[[ MATERIAL SUPPLIED open ]]

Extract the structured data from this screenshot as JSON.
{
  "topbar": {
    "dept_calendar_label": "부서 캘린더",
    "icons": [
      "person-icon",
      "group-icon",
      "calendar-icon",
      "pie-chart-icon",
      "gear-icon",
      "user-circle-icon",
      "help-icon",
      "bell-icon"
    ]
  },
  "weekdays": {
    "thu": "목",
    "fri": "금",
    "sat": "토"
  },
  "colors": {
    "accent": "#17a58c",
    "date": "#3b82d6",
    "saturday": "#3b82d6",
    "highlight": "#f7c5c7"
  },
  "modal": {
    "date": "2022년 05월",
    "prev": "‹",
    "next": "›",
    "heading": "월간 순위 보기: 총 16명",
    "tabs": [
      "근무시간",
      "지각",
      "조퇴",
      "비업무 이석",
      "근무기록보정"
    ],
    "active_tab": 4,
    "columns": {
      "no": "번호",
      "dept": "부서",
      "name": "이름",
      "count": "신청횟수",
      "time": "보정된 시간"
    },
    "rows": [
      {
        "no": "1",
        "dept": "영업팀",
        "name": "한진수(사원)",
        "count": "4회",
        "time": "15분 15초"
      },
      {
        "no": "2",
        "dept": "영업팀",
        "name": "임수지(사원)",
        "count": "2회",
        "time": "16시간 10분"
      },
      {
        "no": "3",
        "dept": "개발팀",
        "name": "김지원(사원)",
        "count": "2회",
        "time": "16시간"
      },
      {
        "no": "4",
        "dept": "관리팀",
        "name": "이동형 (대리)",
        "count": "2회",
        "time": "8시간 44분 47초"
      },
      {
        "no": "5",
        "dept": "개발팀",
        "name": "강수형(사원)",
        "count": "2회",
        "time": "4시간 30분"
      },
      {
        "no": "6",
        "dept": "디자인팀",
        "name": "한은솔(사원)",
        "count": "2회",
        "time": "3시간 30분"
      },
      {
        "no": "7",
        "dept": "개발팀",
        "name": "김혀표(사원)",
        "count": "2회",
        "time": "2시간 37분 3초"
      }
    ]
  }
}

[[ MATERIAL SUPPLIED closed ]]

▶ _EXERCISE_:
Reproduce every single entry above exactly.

▶ _SOLUTION_:
Extract the structured data from this screenshot as JSON.
{
  "topbar": {
    "dept_calendar_label": "부서 캘린더",
    "icons": [
      "person-icon",
      "group-icon",
      "calendar-icon",
      "pie-chart-icon",
      "gear-icon",
      "user-circle-icon",
      "help-icon",
      "bell-icon"
    ]
  },
  "weekdays": {
    "thu": "목",
    "fri": "금",
    "sat": "토"
  },
  "colors": {
    "accent": "#17a58c",
    "date": "#3b82d6",
    "saturday": "#3b82d6",
    "highlight": "#f7c5c7"
  },
  "modal": {
    "date": "2022년 05월",
    "prev": "‹",
    "next": "›",
    "heading": "월간 순위 보기: 총 16명",
    "tabs": [
      "근무시간",
      "지각",
      "조퇴",
      "비업무 이석",
      "근무기록보정"
    ],
    "active_tab": 4,
    "columns": {
      "no": "번호",
      "dept": "부서",
      "name": "이름",
      "count": "신청횟수",
      "time": "보정된 시간"
    },
    "rows": [
      {
        "no": "1",
        "dept": "영업팀",
        "name": "한진수(사원)",
        "count": "4회",
        "time": "15분 15초"
      },
      {
        "no": "2",
        "dept": "영업팀",
        "name": "임수지(사원)",
        "count": "2회",
        "time": "16시간 10분"
      },
      {
        "no": "3",
        "dept": "개발팀",
        "name": "김지원(사원)",
        "count": "2회",
        "time": "16시간"
      },
      {
        "no": "4",
        "dept": "관리팀",
        "name": "이동형 (대리)",
        "count": "2회",
        "time": "8시간 44분 47초"
      },
      {
        "no": "5",
        "dept": "개발팀",
        "name": "강수형(사원)",
        "count": "2회",
        "time": "4시간 30분"
      },
      {
        "no": "6",
        "dept": "디자인팀",
        "name": "한은솔(사원)",
        "count": "2회",
        "time": "3시간 30분"
      },
      {
        "no": "7",
        "dept": "개발팀",
        "name": "김혀표(사원)",
        "count": "2회",
        "time": "2시간 37분 3초"
      }
    ]
  }
}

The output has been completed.